Getting Postfix to use an SSH tunnel for outgoing SMTP

Given all the fuss over blocking dynamic IPs due to spam, I’ve long sent outgoing SMTP via my server (which lives on a static IP). I download my mail from that using fetchmail over an SSH tunnel, and have done for a while. It’s very reliable, and that way it really doesn’t matter where I download from — quite neat.
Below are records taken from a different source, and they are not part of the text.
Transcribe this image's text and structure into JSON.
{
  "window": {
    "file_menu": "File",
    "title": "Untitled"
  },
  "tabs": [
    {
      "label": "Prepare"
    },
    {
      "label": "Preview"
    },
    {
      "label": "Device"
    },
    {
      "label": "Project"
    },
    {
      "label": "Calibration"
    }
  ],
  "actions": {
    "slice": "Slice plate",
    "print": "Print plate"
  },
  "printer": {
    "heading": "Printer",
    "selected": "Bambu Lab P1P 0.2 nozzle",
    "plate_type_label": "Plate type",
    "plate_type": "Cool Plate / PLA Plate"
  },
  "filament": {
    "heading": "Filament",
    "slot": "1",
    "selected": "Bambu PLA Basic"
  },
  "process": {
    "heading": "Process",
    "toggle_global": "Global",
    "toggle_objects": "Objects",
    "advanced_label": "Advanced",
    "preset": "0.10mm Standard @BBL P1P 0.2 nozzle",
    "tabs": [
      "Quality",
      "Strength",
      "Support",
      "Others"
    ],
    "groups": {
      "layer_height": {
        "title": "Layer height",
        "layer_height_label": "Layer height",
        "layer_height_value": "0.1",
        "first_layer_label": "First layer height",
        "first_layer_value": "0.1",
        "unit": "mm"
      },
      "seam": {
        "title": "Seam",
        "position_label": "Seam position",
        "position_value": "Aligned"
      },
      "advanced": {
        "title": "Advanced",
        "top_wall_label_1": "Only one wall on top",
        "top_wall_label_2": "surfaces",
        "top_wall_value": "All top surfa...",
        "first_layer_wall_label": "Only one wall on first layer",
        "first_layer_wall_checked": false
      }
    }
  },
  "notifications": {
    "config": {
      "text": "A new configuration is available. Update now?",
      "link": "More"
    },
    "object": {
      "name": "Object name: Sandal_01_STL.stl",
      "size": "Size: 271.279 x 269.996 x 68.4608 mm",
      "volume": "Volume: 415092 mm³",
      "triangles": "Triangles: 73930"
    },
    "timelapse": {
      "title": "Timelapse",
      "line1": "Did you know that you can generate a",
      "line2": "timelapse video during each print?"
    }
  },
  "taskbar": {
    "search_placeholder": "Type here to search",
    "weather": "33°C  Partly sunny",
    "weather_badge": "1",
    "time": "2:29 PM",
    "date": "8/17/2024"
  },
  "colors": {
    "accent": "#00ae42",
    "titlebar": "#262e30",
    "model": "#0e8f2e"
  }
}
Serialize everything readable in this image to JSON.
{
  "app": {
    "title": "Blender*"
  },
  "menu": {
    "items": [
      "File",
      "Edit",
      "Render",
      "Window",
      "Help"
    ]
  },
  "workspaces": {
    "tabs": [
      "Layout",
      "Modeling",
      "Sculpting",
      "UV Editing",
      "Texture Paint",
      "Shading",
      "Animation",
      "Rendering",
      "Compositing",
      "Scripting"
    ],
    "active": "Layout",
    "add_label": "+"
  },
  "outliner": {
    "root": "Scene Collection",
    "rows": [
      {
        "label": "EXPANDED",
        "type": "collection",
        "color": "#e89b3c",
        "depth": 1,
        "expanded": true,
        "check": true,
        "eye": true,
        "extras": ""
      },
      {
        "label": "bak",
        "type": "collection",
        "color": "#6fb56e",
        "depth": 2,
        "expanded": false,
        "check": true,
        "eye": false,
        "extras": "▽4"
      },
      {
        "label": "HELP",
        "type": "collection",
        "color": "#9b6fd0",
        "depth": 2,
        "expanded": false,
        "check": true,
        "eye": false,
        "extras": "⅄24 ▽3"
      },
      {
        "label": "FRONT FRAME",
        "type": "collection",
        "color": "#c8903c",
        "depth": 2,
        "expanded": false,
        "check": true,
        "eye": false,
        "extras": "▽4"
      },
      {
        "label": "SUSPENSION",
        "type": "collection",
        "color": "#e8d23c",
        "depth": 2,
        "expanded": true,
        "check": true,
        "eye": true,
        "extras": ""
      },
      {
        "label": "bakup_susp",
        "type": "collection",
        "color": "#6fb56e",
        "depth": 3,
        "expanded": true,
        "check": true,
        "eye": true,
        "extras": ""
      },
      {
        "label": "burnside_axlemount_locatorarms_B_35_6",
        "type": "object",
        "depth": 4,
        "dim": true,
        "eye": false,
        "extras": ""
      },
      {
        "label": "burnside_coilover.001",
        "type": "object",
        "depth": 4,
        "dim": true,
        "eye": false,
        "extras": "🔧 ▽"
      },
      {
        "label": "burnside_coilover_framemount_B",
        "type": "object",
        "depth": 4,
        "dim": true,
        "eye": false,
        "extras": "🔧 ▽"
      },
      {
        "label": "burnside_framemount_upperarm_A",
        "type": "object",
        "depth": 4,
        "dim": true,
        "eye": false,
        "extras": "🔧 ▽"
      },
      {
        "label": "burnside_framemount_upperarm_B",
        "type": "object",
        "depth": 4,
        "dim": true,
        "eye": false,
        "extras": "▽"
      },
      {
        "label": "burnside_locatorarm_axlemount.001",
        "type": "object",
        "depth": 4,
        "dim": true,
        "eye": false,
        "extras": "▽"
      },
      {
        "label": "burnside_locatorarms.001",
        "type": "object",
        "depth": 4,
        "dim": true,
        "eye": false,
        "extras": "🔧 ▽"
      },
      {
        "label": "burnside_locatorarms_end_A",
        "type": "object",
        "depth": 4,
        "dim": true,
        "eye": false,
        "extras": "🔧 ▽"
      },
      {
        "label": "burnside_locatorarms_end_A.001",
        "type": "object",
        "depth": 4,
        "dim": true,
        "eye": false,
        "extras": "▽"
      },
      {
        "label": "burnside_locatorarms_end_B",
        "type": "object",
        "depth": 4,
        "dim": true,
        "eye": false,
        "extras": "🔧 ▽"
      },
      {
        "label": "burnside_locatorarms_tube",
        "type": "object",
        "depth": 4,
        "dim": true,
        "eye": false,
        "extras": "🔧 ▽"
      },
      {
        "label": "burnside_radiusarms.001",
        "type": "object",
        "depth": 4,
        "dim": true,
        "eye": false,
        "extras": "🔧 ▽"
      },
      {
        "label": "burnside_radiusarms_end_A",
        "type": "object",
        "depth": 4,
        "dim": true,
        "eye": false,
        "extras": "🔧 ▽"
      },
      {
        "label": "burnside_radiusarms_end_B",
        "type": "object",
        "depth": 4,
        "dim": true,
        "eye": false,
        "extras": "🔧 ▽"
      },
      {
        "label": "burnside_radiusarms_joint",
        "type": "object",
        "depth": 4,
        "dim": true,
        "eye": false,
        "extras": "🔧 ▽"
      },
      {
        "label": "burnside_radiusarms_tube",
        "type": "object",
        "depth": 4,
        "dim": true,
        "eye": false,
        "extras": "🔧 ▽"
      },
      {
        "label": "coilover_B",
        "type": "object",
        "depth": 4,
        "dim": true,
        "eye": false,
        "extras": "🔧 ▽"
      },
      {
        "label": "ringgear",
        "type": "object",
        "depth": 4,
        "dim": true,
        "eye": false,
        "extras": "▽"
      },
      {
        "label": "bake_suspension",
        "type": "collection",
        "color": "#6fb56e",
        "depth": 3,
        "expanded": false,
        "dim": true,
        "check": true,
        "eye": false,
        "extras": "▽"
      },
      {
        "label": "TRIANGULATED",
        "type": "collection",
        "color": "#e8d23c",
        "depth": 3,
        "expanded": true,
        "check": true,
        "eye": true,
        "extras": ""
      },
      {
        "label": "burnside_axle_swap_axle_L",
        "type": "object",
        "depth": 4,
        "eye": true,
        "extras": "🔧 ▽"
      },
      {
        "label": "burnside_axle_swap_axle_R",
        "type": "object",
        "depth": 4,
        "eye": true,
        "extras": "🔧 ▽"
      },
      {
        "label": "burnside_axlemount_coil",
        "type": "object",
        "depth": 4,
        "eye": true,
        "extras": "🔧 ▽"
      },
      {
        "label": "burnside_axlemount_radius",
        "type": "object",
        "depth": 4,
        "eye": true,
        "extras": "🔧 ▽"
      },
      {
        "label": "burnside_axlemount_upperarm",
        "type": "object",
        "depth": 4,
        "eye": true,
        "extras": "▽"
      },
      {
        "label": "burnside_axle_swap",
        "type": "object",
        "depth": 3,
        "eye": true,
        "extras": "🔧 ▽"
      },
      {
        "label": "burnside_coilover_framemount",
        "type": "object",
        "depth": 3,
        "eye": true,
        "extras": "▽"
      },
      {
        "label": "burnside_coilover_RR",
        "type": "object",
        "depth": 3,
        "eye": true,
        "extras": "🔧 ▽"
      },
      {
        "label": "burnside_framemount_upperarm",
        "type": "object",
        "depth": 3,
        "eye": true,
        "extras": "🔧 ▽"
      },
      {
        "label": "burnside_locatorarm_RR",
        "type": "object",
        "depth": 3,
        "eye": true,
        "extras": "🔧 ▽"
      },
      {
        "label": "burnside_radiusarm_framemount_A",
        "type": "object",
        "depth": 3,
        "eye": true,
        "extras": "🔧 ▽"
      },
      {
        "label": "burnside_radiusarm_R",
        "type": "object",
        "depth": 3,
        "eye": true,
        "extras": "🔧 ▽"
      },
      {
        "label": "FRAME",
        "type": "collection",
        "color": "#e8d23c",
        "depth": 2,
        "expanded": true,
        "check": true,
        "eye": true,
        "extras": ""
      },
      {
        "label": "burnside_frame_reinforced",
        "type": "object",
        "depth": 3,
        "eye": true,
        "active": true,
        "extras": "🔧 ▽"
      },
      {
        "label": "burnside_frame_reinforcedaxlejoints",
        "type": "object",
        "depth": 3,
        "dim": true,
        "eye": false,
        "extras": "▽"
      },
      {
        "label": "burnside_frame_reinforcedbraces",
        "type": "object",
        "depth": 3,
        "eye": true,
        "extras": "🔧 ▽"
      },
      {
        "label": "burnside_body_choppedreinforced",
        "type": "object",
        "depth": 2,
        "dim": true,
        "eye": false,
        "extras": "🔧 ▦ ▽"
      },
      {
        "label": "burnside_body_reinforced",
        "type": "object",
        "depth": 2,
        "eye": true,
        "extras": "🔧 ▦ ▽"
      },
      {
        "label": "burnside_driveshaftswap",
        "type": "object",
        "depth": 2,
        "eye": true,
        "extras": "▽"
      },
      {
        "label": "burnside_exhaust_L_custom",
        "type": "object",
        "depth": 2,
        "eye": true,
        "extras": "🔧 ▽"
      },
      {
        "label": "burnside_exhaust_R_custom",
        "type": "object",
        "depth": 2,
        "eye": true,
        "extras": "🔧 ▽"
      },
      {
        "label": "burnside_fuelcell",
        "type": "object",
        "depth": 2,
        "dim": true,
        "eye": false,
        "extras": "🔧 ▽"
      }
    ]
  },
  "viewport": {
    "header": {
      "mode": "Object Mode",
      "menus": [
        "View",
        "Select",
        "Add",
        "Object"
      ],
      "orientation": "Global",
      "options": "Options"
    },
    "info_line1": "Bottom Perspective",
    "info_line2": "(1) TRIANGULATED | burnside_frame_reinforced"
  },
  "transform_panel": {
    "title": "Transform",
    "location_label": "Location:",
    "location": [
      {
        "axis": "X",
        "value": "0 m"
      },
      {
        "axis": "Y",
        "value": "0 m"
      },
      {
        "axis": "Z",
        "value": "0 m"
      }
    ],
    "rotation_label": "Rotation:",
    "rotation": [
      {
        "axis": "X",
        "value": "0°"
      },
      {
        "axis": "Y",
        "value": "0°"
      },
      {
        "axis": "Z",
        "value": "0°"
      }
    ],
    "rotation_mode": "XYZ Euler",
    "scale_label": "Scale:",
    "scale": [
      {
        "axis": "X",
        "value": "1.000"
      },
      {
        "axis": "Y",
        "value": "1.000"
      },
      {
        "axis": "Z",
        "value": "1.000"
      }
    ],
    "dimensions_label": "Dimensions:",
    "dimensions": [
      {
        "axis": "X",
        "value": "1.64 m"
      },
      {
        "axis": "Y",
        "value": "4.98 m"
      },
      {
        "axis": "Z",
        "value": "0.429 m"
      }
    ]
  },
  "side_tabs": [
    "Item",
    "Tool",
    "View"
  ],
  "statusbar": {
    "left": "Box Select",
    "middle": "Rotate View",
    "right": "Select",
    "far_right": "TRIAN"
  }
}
Also means I don’t have to futz with SMTP AUTH, IMAP/SSL, Certifying Authorities, or any of the other hand-configured complex PKI machinery required to use SSL for authentication.

However, I’ve been using plain old SMTP for outgoing traffic, by just poking a hole in the access db for the IP I’m on. A bit messy and generally not-nice.

So I decided to make it sensible and deliver using SMTP-in-an-SSH-tunnel. In the same SSH tunnel, in fact ;) With Postfix, it turned out very easy — here’s how to do it:

Add this option to the SSH commandline in the SSH tunneling script (I’m presuming you have one ;):

-L 8025:

That’ll port-forward port 25 on the remote system to port 8025 on localhost, so that if a connection is made to port 8025 on localhost, it’ll talk to port 25 on the remote host. Std SSH tunneling there.

Now for Postfix — add this to /etc/postfix/

default_transport = smtp:localhost:8025

This means that Postfix will always use SMTP to localhost on port 8025 for any non-local deliveries.

Run service postfix reload (cough, Red Hat-ism) and that’s it! A whole lot easier than I was expecting… Postfix rocks.

This entry was posted in Uncategorized and tagged , , , , , , , , , . Bookmark the permalink. Both comments and trackbacks are currently closed.